Bernie Sanders cares about the little guy. Except when the little guy disagrees with him.
That’s the message the Democratic presidential candidate sent when his campaign threatened legal action against a small T-shirt vendor who had dared to make fun of him.
Late last week, a Seattle lawyer representing Sanders’s campaign demanded that LibertyManiacs, a three-employee online merchandising shop, immediately take down T-shirts that humorously portrayed the Vermont senator alongside a pantheon of communist figures, with the caption: “Bernie is my comrade.” (A red star replaced the dot over the ‘i’ in Bernie for emphasis.)
Using high-priced lawyers to bully a small business that is making fun your campaign is an odd move for a politician who has built a grassroots movement on protecting average Americans from the whims of the rich and powerful.

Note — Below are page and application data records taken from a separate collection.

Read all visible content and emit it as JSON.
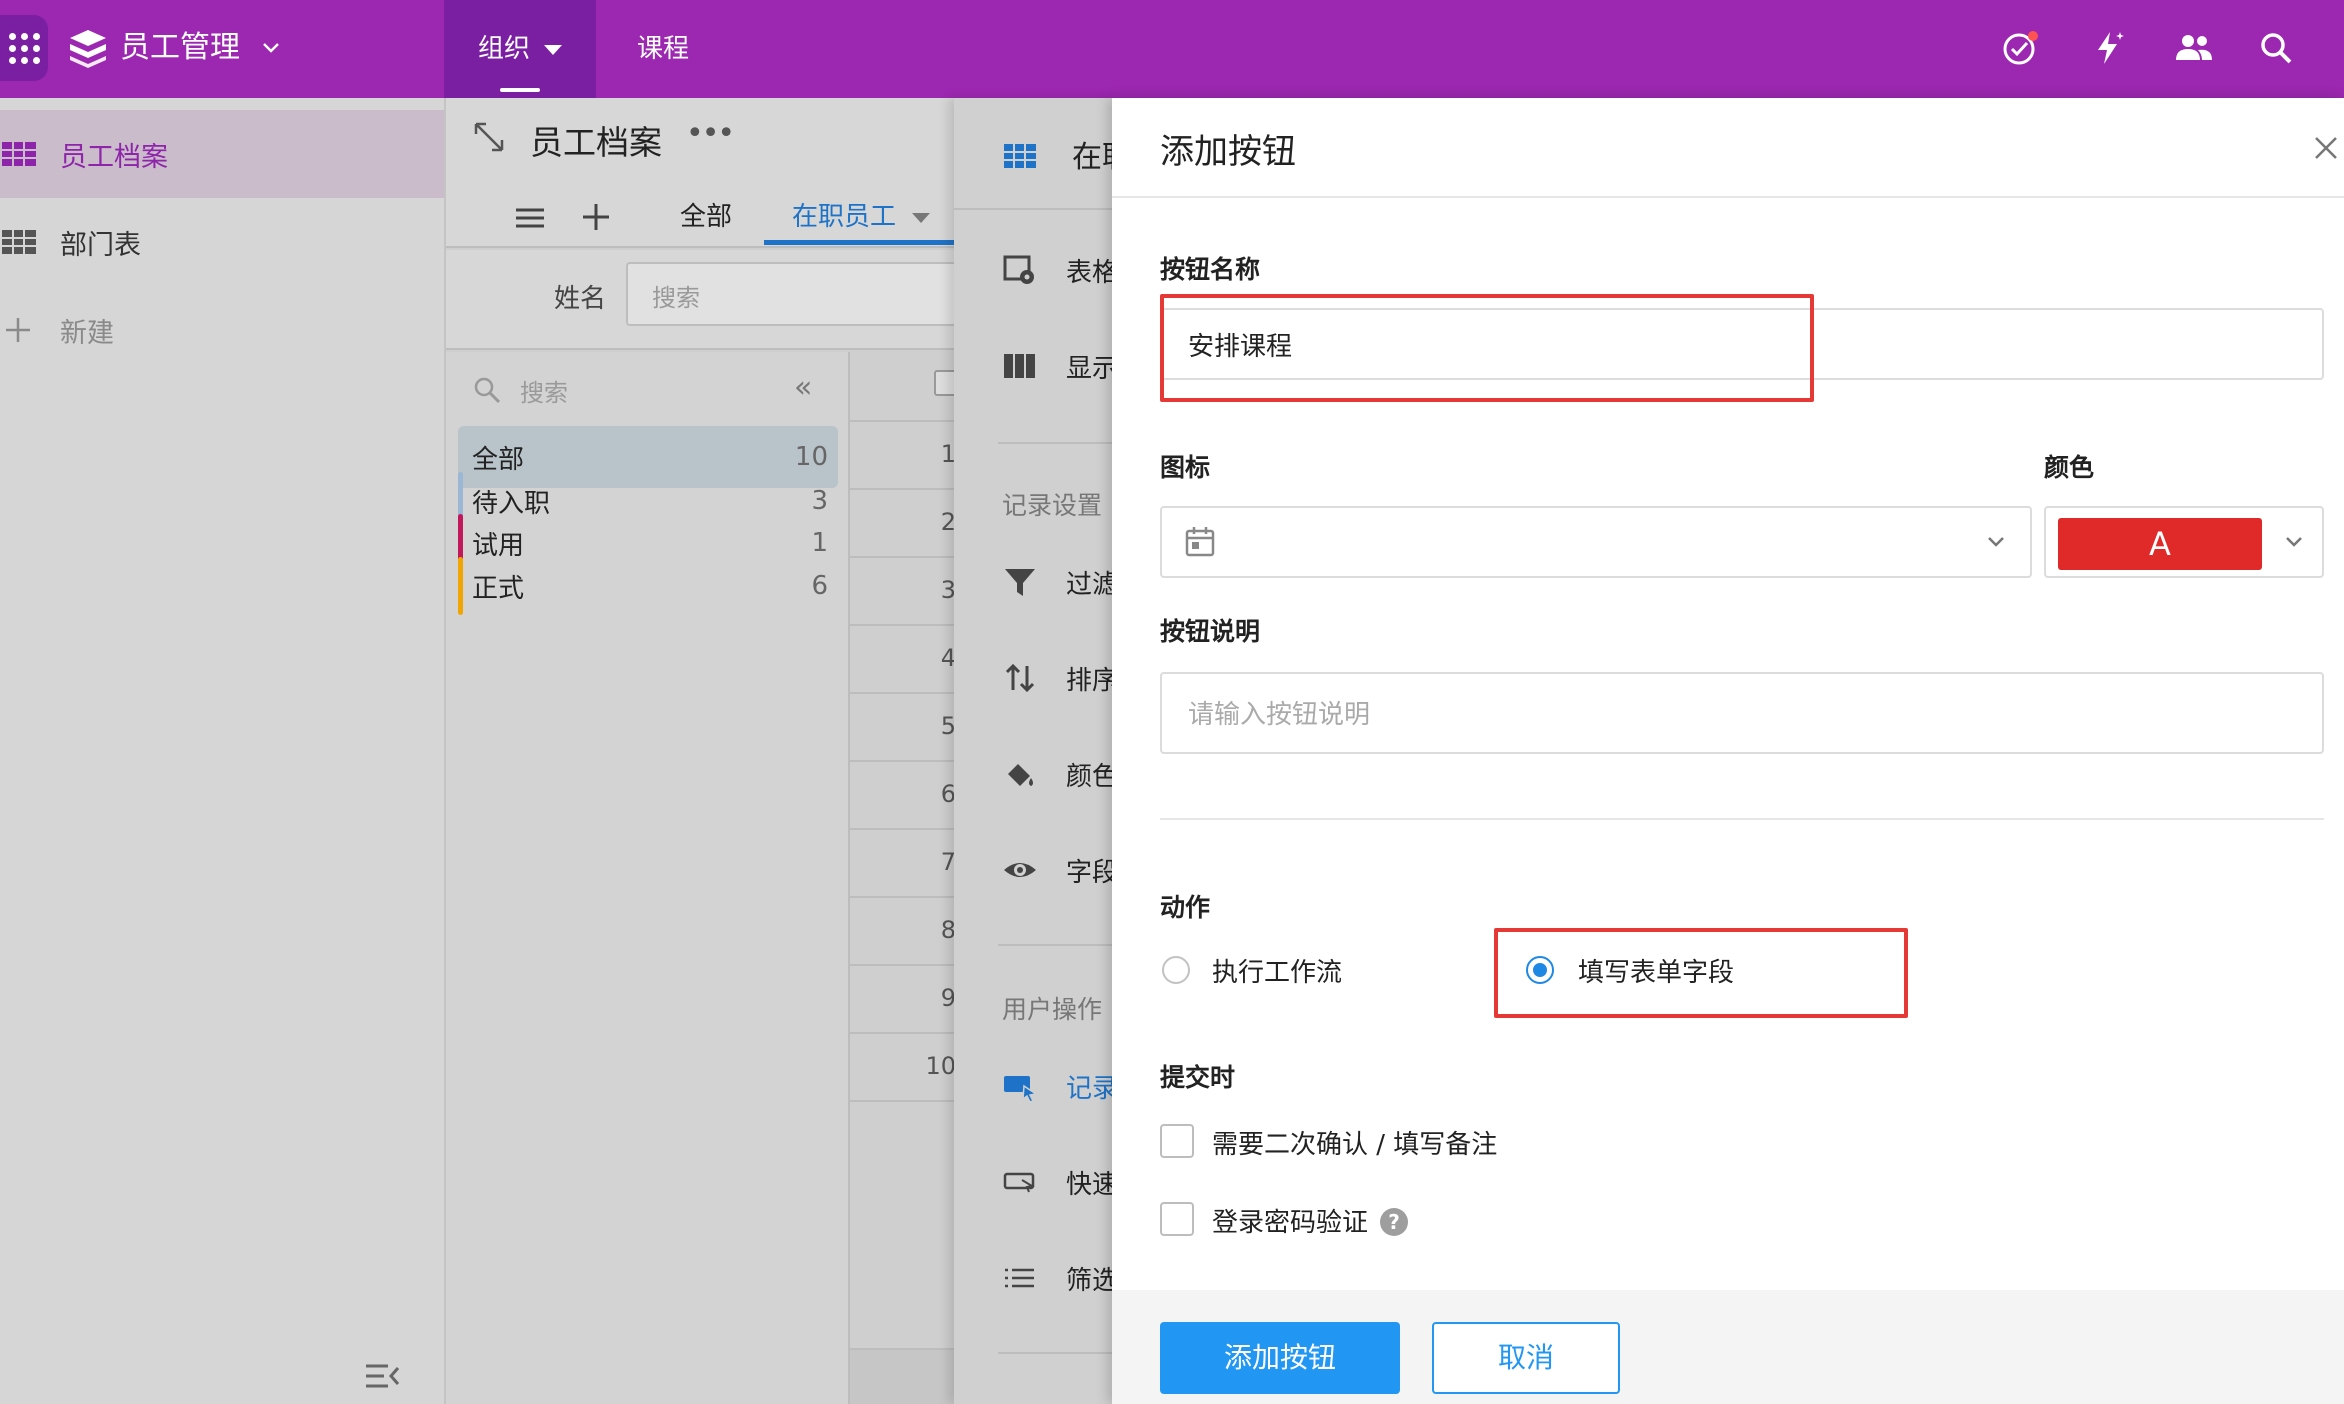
{
  "topbar": {
    "app_title": "员工管理",
    "tabs": [
      {
        "label": "组织",
        "active": true
      },
      {
        "label": "课程",
        "active": false
      }
    ],
    "icons": [
      "task-check-icon",
      "magic-bolt-icon",
      "people-icon",
      "search-icon"
    ],
    "colors": {
      "bar": "#9c27b0",
      "active_tab": "#7b1fa2"
    }
  },
  "sidebar": {
    "items": [
      {
        "label": "员工档案",
        "active": true
      },
      {
        "label": "部门表",
        "active": false
      }
    ],
    "new_label": "新建"
  },
  "page": {
    "title": "员工档案",
    "views": {
      "all": "全部",
      "current": "在职员工"
    },
    "filter": {
      "label": "姓名",
      "placeholder": "搜索"
    },
    "groups": {
      "search_placeholder": "搜索",
      "items": [
        {
          "label": "全部",
          "count": "10",
          "color": "#b9c3ca"
        },
        {
          "label": "待入职",
          "count": "3",
          "color": "#9bb7d3"
        },
        {
          "label": "试用",
          "count": "1",
          "color": "#c2185b"
        },
        {
          "label": "正式",
          "count": "6",
          "color": "#f0a500"
        }
      ]
    },
    "row_numbers": [
      "1",
      "2",
      "3",
      "4",
      "5",
      "6",
      "7",
      "8",
      "9",
      "10"
    ]
  },
  "settings": {
    "header": "在职员工",
    "items_top": [
      {
        "label": "表格视图",
        "icon": "table-eye-icon"
      },
      {
        "label": "显示列",
        "icon": "columns-icon"
      }
    ],
    "record_section": "记录设置",
    "record_items": [
      {
        "label": "过滤",
        "icon": "filter-icon"
      },
      {
        "label": "排序",
        "icon": "sort-icon"
      },
      {
        "label": "颜色",
        "icon": "paint-bucket-icon"
      },
      {
        "label": "字段",
        "icon": "eye-icon"
      }
    ],
    "user_section": "用户操作",
    "user_items": [
      {
        "label": "记录",
        "icon": "record-click-icon",
        "active": true
      },
      {
        "label": "快速",
        "icon": "quick-action-icon",
        "active": false
      },
      {
        "label": "筛选",
        "icon": "list-icon",
        "active": false
      }
    ]
  },
  "modal": {
    "title": "添加按钮",
    "name_label": "按钮名称",
    "name_value": "安排课程",
    "icon_label": "图标",
    "color_label": "颜色",
    "color_value": "#e02a2a",
    "color_letter": "A",
    "desc_label": "按钮说明",
    "desc_placeholder": "请输入按钮说明",
    "action_label": "动作",
    "actions": [
      {
        "label": "执行工作流",
        "selected": false
      },
      {
        "label": "填写表单字段",
        "selected": true
      }
    ],
    "submit_label": "提交时",
    "submit_options": [
      {
        "label": "需要二次确认 / 填写备注",
        "checked": false
      },
      {
        "label": "登录密码验证",
        "checked": false
      }
    ],
    "help_glyph": "?",
    "confirm_button": "添加按钮",
    "cancel_button": "取消"
  }
}
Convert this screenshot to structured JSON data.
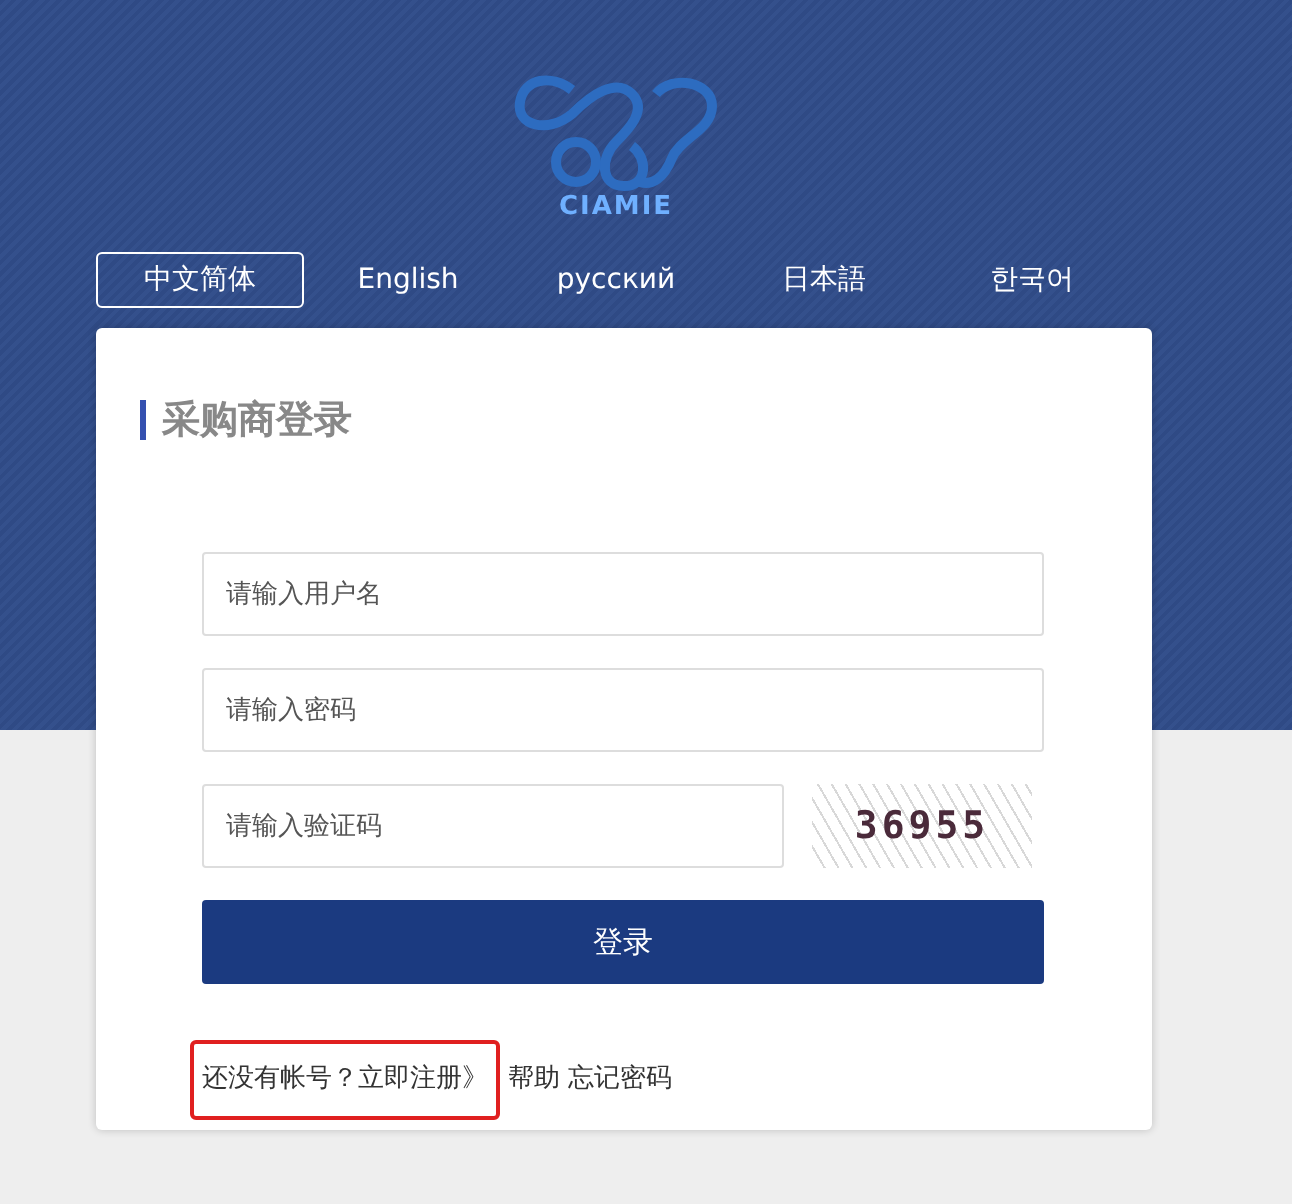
{
  "logo": {
    "text": "CIAMIE"
  },
  "languages": [
    {
      "label": "中文简体",
      "selected": true
    },
    {
      "label": "English",
      "selected": false
    },
    {
      "label": "русский",
      "selected": false
    },
    {
      "label": "日本語",
      "selected": false
    },
    {
      "label": "한국어",
      "selected": false
    }
  ],
  "login": {
    "title": "采购商登录",
    "fields": [
      {
        "placeholder": "请输入用户名"
      },
      {
        "placeholder": "请输入密码"
      },
      {
        "placeholder": "请输入验证码"
      }
    ],
    "captcha": "36955",
    "submit": "登录",
    "footer": {
      "prompt": "还没有帐号？",
      "register": "立即注册》",
      "highlighted": true,
      "links": [
        "帮助",
        "忘记密码"
      ]
    }
  }
}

Nonetheless, the Sanders campaign lawyer apparently didn’t see the irony.
“We encourage you to be creative in designing and using your own logos or trademarks to clearly identify you as the source of the efforts,” the legal notice lectured. “Hopefully you see this as an opportunity to creatively and distinctively come up with something new and clever on your own.”
The similarity between the Bernie Sanders campaign logo and the T-shirt’s design, the Sanders campaign lawyer wrote (PDF), was “likely to cause… confusion”—despite the obvious humorous nature of the T-shirt (PDF).
Paul Levy, a lawyer for the government watchdog Public Citizen, is representing LibertyManiacs owner Daniel McCall in this battle against the Sanders campaign. Levy identifies as on the political left but is defending McCall on principle, telling The Daily Beast that the T-shirt designer’s work is “intensely political speech, which is at the core of what the First Amendment protects.”
“It’s a completely baseless takedown. McCall is standing for his rights… if [the Sanders campaign had] any decency, they’d say, ‘We made a mistake and we’re withdrawing our demand,’” Levy said. “Each of his parodies have been fun as well as fully protected by the First Amendment… he’s entitled to his opinion.”
The Sanders campaign declined to respond to a Daily Beast inquiry about whether they stood behind their threatening takedown notice.
“Parody is a protected form of art and expression, and organizations, big and small, shouldn’t be using lawyering to hush dissent,” McCall told The Daily Beast. “It’s actually going on, and the reason I’ve been fighting this fight is because I’ve been trying to do my little part to do something.”
McCall’s parodies have stung campaigns and government entities in the past: In 2011, the National Security Agency demanded that a vendor that McCall was using cease and desist selling a design that called it “the only part of government that actually listens.” The NSA was later forced to back down, indicating that it had inaccurately accused McCall of violating federal law.
And two years ago, Ready for Hillary, a political action committee promoting Hillary Clinton’s presidential candidacy, demanded the takedown of a design mimicking their logo that read, “I’m Ready for Oligarchy.” This T-shirt remains on sale today.
But while McCall has been fighting for his free-speech rights, the legal threats have taken a toll. After the Ready for Hillary PAC complained, three partners who carried McCall’s merchandise refused to carry any of his political designs—hitting his business hard.
“None of these companies will carry my satire anymore—[they tell me,] ‘Sorry, Dan, we can’t spare the hassle.’ That’s why I get so passionate about this,” McCall said.
McCall has been running his LibertyManiacs website for about 12 years, and working on it full-time for seven years alongside his own design business. Revenue is substantially down from when he was working with several vending partners on his politically themed designs, he said.
But in the short term, after a controversy, there can be a boon. His lawyer Levy is puzzled as to why the Sanders campaign would ever attempt to bully this small business into taking down a satirical design, noting that it was likely to backfire tremendously from the outset.
“This is a Seattle-based firm with a substantial intellectual-property practice. Have they never heard of the ‘Streisand Effect’?” Levy said, citing the theory by which attempting to suppress information will have the unintended consequence of distributing it more widely. (The Streisand Effect was so named after the entertainer attempted to suppress photographs of her house in California, but in so doing attracted even more interest in it.) “Maybe it’s not legal malpractice, but it’s political malpractice, sending this takedown [demand letter].”
Happily for McCall, there are signs that this Streisand Effect is in full force. His lawyer wrote about the case on Public Citizen’s blog, and McCall estimates that sales are up 200 to 300 percent over the past few days.
Updated 12:19 p.m. to correct the name Andy Levy to Paul Levy, the lawyer for the government watchdog Public Citizen. We regret the error.